November 2020 / Stephanie Guha, Policy Adviser Poverty/LNOB, Swiss Agency for Development and Cooperation (SDC)
COVID-19 and the response to the pandemic is driving millions of people into poverty. How to mitigate those effects? In developing countries, seven out of ten workers make a living in informal markets. These approximately two billion people have no access to social safety nets, such as social insurance or social assistance support, and are often not even counted in a government registry.
A recent United Nations Development Programme (UNDP) report discusses the introduction of a Temporary Basic Income (TBI) for the world's poorest and most vulnerable people. A TBI would allow poor families with no access to social safety nets to buy food and health services and protect them from the worst effects of the crisis. Last week, a WEF-article reiterated the necessity to introduce a TBI along with universal healthcare to support people through these difficult times and build back more resilient and sustainable communities.
In their report 'Temporary Basic Income: Protecting Poor and Vulnerable People in Developing Countries', UNDP finds that the majority of TBI schemes would cost most developing countries far less than 1% of their GDP per month, while providing substantial benefits. According to the report, it would financially be feasible.
UNDP Administrator Achim Steiner says: “Bailouts and recovery plans cannot only focus on big markets and big business. A Temporary Basic Income might enable governments to give people in lockdown a financial lifeline, inject cash back into local economies to help keep small businesses afloat, and slow the devastating spread of COVID-19."

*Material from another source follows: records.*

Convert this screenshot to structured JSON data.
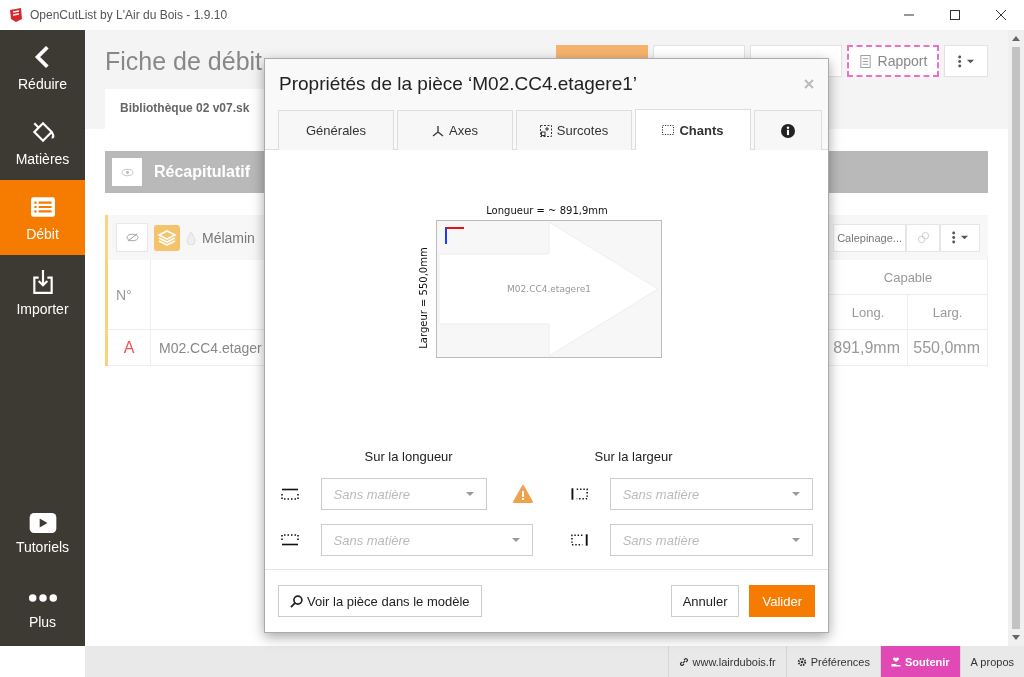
{
  "window": {
    "title": "OpenCutList by L'Air du Bois - 1.9.10"
  },
  "sidebar": {
    "items": [
      {
        "label": "Réduire",
        "kind": "back",
        "selected": false
      },
      {
        "label": "Matières",
        "kind": "materials",
        "selected": false
      },
      {
        "label": "Débit",
        "kind": "cutlist",
        "selected": true
      },
      {
        "label": "Importer",
        "kind": "import",
        "selected": false
      }
    ],
    "bottom_items": [
      {
        "label": "Tutoriels",
        "kind": "video",
        "selected": false
      },
      {
        "label": "Plus",
        "kind": "more",
        "selected": false
      }
    ]
  },
  "page": {
    "title": "Fiche de débit",
    "toolbar": [
      {
        "kind": "primary"
      },
      {
        "kind": "plain"
      },
      {
        "kind": "plain"
      },
      {
        "kind": "report",
        "label": "Rapport"
      },
      {
        "kind": "menu"
      }
    ],
    "file_tab": "Bibliothèque 02 v07.sk",
    "summary": {
      "label": "Récapitulatif"
    },
    "group": {
      "material": "Mélamin",
      "action": "Calepinage..."
    },
    "table": {
      "first_column": "N°",
      "capable": "Capable",
      "subcolumns": [
        "Long.",
        "Larg."
      ],
      "rows": [
        {
          "id": "A",
          "name": "M02.CC4.etager",
          "length": "891,9mm",
          "width": "550,0mm"
        }
      ]
    }
  },
  "dialog": {
    "title": "Propriétés de la pièce ‘M02.CC4.etagere1’",
    "tabs": [
      {
        "kind": "general",
        "label": "Générales",
        "selected": false
      },
      {
        "kind": "axes",
        "label": "Axes",
        "selected": false
      },
      {
        "kind": "oversize",
        "label": "Surcotes",
        "selected": false
      },
      {
        "kind": "edges",
        "label": "Chants",
        "selected": true
      },
      {
        "kind": "info",
        "selected": false
      }
    ],
    "diagram": {
      "length_label": "Longueur = ~ 891,9mm",
      "width_label": "Largeur = 550,0mm",
      "part_name": "M02.CC4.etagere1"
    },
    "edges": {
      "length_heading": "Sur la longueur",
      "width_heading": "Sur la largeur",
      "fields": [
        {
          "kind": "top",
          "placeholder": "Sans matière",
          "warning": true
        },
        {
          "kind": "left",
          "placeholder": "Sans matière",
          "warning": false
        },
        {
          "kind": "bottom",
          "placeholder": "Sans matière",
          "warning": false
        },
        {
          "kind": "right",
          "placeholder": "Sans matière",
          "warning": false
        }
      ]
    },
    "footer": {
      "locate_button": "Voir la pièce dans le modèle",
      "cancel": "Annuler",
      "confirm": "Valider"
    }
  },
  "status_bar": [
    {
      "kind": "link",
      "label": "www.lairdubois.fr"
    },
    {
      "kind": "settings",
      "label": "Préférences"
    },
    {
      "kind": "donate",
      "label": "Soutenir"
    },
    {
      "kind": "plain",
      "label": "A propos"
    }
  ]
}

Some countries have already taken up the idea. The government of Togo has distributed financial aid through its cash transfer programme. The Colombian government, introduced the 'Solidarity Income' scheme to deliver resources to an additional three million vulnerable households.
Click here to access the article and the report»